Required work:
Down to the final character, output the records below as they stand.

Data items:
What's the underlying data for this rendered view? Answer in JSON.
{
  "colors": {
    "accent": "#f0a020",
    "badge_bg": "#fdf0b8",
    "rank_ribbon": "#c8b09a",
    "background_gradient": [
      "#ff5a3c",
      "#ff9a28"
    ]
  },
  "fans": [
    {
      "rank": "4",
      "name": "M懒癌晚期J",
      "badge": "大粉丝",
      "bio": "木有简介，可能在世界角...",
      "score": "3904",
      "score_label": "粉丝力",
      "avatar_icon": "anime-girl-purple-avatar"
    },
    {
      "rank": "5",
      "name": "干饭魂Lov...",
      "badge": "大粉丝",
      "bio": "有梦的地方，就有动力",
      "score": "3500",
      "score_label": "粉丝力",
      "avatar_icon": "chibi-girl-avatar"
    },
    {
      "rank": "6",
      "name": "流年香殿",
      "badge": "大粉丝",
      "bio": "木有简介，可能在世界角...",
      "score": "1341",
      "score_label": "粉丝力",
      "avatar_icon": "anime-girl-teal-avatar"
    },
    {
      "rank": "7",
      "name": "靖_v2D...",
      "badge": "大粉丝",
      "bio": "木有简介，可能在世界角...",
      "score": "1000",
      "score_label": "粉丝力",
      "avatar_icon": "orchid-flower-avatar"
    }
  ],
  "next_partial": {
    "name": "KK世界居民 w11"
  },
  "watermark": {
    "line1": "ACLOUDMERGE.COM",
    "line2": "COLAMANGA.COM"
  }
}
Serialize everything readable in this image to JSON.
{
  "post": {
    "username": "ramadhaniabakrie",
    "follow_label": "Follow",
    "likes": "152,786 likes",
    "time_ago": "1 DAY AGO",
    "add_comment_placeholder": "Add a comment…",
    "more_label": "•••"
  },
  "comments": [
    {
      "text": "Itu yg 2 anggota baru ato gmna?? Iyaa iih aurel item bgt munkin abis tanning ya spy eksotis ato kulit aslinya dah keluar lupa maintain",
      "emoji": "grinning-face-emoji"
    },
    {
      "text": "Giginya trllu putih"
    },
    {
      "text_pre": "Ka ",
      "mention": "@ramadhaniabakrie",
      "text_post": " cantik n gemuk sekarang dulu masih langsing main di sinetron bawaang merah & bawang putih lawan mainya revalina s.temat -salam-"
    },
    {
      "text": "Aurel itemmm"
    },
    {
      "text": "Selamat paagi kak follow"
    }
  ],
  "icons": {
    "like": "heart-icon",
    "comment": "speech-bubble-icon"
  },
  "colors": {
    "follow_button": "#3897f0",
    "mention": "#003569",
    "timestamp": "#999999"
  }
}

The answer:
What's the underlying data for this rendered view? Answer in JSON.
{
  "colors": {
    "accent": "#f0a020",
    "badge_bg": "#fdf0b8",
    "rank_ribbon": "#c8b09a",
    "background_gradient": [
      "#ff5a3c",
      "#ff9a28"
    ]
  },
  "fans": [
    {
      "rank": "4",
      "name": "M懒癌晚期J",
      "badge": "大粉丝",
      "bio": "木有简介，可能在世界角...",
      "score": "3904",
      "score_label": "粉丝力",
      "avatar_icon": "anime-girl-purple-avatar"
    },
    {
      "rank": "5",
      "name": "干饭魂Lov...",
      "badge": "大粉丝",
      "bio": "有梦的地方，就有动力",
      "score": "3500",
      "score_label": "粉丝力",
      "avatar_icon": "chibi-girl-avatar"
    },
    {
      "rank": "6",
      "name": "流年香殿",
      "badge": "大粉丝",
      "bio": "木有简介，可能在世界角...",
      "score": "1341",
      "score_label": "粉丝力",
      "avatar_icon": "anime-girl-teal-avatar"
    },
    {
      "rank": "7",
      "name": "靖_v2D...",
      "badge": "大粉丝",
      "bio": "木有简介，可能在世界角...",
      "score": "1000",
      "score_label": "粉丝力",
      "avatar_icon": "orchid-flower-avatar"
    }
  ],
  "next_partial": {
    "name": "KK世界居民 w11"
  },
  "watermark": {
    "line1": "ACLOUDMERGE.COM",
    "line2": "COLAMANGA.COM"
  }
}
Serialize everything readable in this image to JSON.
{
  "post": {
    "username": "ramadhaniabakrie",
    "follow_label": "Follow",
    "likes": "152,786 likes",
    "time_ago": "1 DAY AGO",
    "add_comment_placeholder": "Add a comment…",
    "more_label": "•••"
  },
  "comments": [
    {
      "text": "Itu yg 2 anggota baru ato gmna?? Iyaa iih aurel item bgt munkin abis tanning ya spy eksotis ato kulit aslinya dah keluar lupa maintain",
      "emoji": "grinning-face-emoji"
    },
    {
      "text": "Giginya trllu putih"
    },
    {
      "text_pre": "Ka ",
      "mention": "@ramadhaniabakrie",
      "text_post": " cantik n gemuk sekarang dulu masih langsing main di sinetron bawaang merah & bawang putih lawan mainya revalina s.temat -salam-"
    },
    {
      "text": "Aurel itemmm"
    },
    {
      "text": "Selamat paagi kak follow"
    }
  ],
  "icons": {
    "like": "heart-icon",
    "comment": "speech-bubble-icon"
  },
  "colors": {
    "follow_button": "#3897f0",
    "mention": "#003569",
    "timestamp": "#999999"
  }
}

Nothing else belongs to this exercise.